• TASK DESCRIPTION: An exact reproduction of the entries is needed. Keep all pictures out of it.

• Items from an interface collection:
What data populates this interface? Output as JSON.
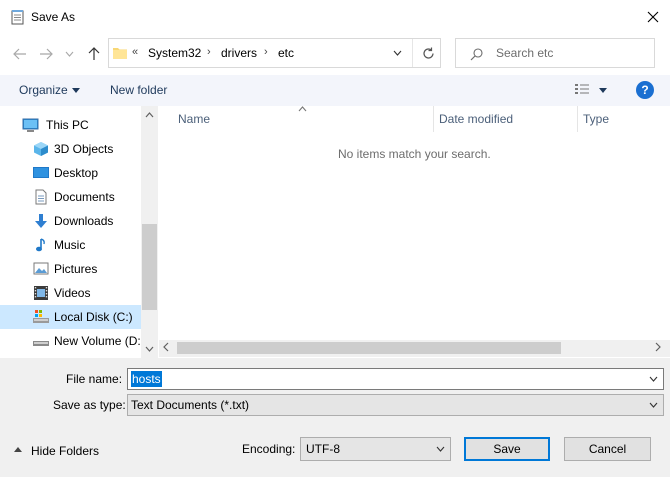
{
  "window": {
    "title": "Save As",
    "close_icon": "close-icon"
  },
  "nav": {
    "back_icon": "back-arrow-icon",
    "forward_icon": "forward-arrow-icon",
    "recent_icon": "chevron-down-icon",
    "up_icon": "up-arrow-icon"
  },
  "address": {
    "overflow": "«",
    "crumbs": [
      "System32",
      "drivers",
      "etc"
    ],
    "separator": "›",
    "refresh_icon": "refresh-icon"
  },
  "search": {
    "placeholder": "Search etc"
  },
  "toolbar": {
    "organize": "Organize",
    "new_folder": "New folder",
    "view_icon": "view-details-icon",
    "help": "?"
  },
  "sidebar": {
    "items": [
      {
        "label": "This PC",
        "icon": "computer-icon",
        "selected": false
      },
      {
        "label": "3D Objects",
        "icon": "cube-icon",
        "selected": false
      },
      {
        "label": "Desktop",
        "icon": "desktop-icon",
        "selected": false
      },
      {
        "label": "Documents",
        "icon": "document-icon",
        "selected": false
      },
      {
        "label": "Downloads",
        "icon": "download-icon",
        "selected": false
      },
      {
        "label": "Music",
        "icon": "music-icon",
        "selected": false
      },
      {
        "label": "Pictures",
        "icon": "pictures-icon",
        "selected": false
      },
      {
        "label": "Videos",
        "icon": "videos-icon",
        "selected": false
      },
      {
        "label": "Local Disk (C:)",
        "icon": "drive-icon",
        "selected": true
      },
      {
        "label": "New Volume (D:",
        "icon": "drive-icon",
        "selected": false
      }
    ]
  },
  "files": {
    "columns": [
      "Name",
      "Date modified",
      "Type"
    ],
    "empty_message": "No items match your search."
  },
  "form": {
    "file_name_label": "File name:",
    "file_name_value": "hosts",
    "save_type_label": "Save as type:",
    "save_type_value": "Text Documents (*.txt)",
    "hide_folders": "Hide Folders",
    "encoding_label": "Encoding:",
    "encoding_value": "UTF-8",
    "save": "Save",
    "cancel": "Cancel"
  },
  "colors": {
    "accent": "#0078d7",
    "selected_bg": "#cce8ff",
    "link_text": "#1e395b"
  }
}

• RESPONSE AREA:
What data populates this interface? Output as JSON.
{
  "window": {
    "title": "Save As",
    "close_icon": "close-icon"
  },
  "nav": {
    "back_icon": "back-arrow-icon",
    "forward_icon": "forward-arrow-icon",
    "recent_icon": "chevron-down-icon",
    "up_icon": "up-arrow-icon"
  },
  "address": {
    "overflow": "«",
    "crumbs": [
      "System32",
      "drivers",
      "etc"
    ],
    "separator": "›",
    "refresh_icon": "refresh-icon"
  },
  "search": {
    "placeholder": "Search etc"
  },
  "toolbar": {
    "organize": "Organize",
    "new_folder": "New folder",
    "view_icon": "view-details-icon",
    "help": "?"
  },
  "sidebar": {
    "items": [
      {
        "label": "This PC",
        "icon": "computer-icon",
        "selected": false
      },
      {
        "label": "3D Objects",
        "icon": "cube-icon",
        "selected": false
      },
      {
        "label": "Desktop",
        "icon": "desktop-icon",
        "selected": false
      },
      {
        "label": "Documents",
        "icon": "document-icon",
        "selected": false
      },
      {
        "label": "Downloads",
        "icon": "download-icon",
        "selected": false
      },
      {
        "label": "Music",
        "icon": "music-icon",
        "selected": false
      },
      {
        "label": "Pictures",
        "icon": "pictures-icon",
        "selected": false
      },
      {
        "label": "Videos",
        "icon": "videos-icon",
        "selected": false
      },
      {
        "label": "Local Disk (C:)",
        "icon": "drive-icon",
        "selected": true
      },
      {
        "label": "New Volume (D:",
        "icon": "drive-icon",
        "selected": false
      }
    ]
  },
  "files": {
    "columns": [
      "Name",
      "Date modified",
      "Type"
    ],
    "empty_message": "No items match your search."
  },
  "form": {
    "file_name_label": "File name:",
    "file_name_value": "hosts",
    "save_type_label": "Save as type:",
    "save_type_value": "Text Documents (*.txt)",
    "hide_folders": "Hide Folders",
    "encoding_label": "Encoding:",
    "encoding_value": "UTF-8",
    "save": "Save",
    "cancel": "Cancel"
  },
  "colors": {
    "accent": "#0078d7",
    "selected_bg": "#cce8ff",
    "link_text": "#1e395b"
  }
}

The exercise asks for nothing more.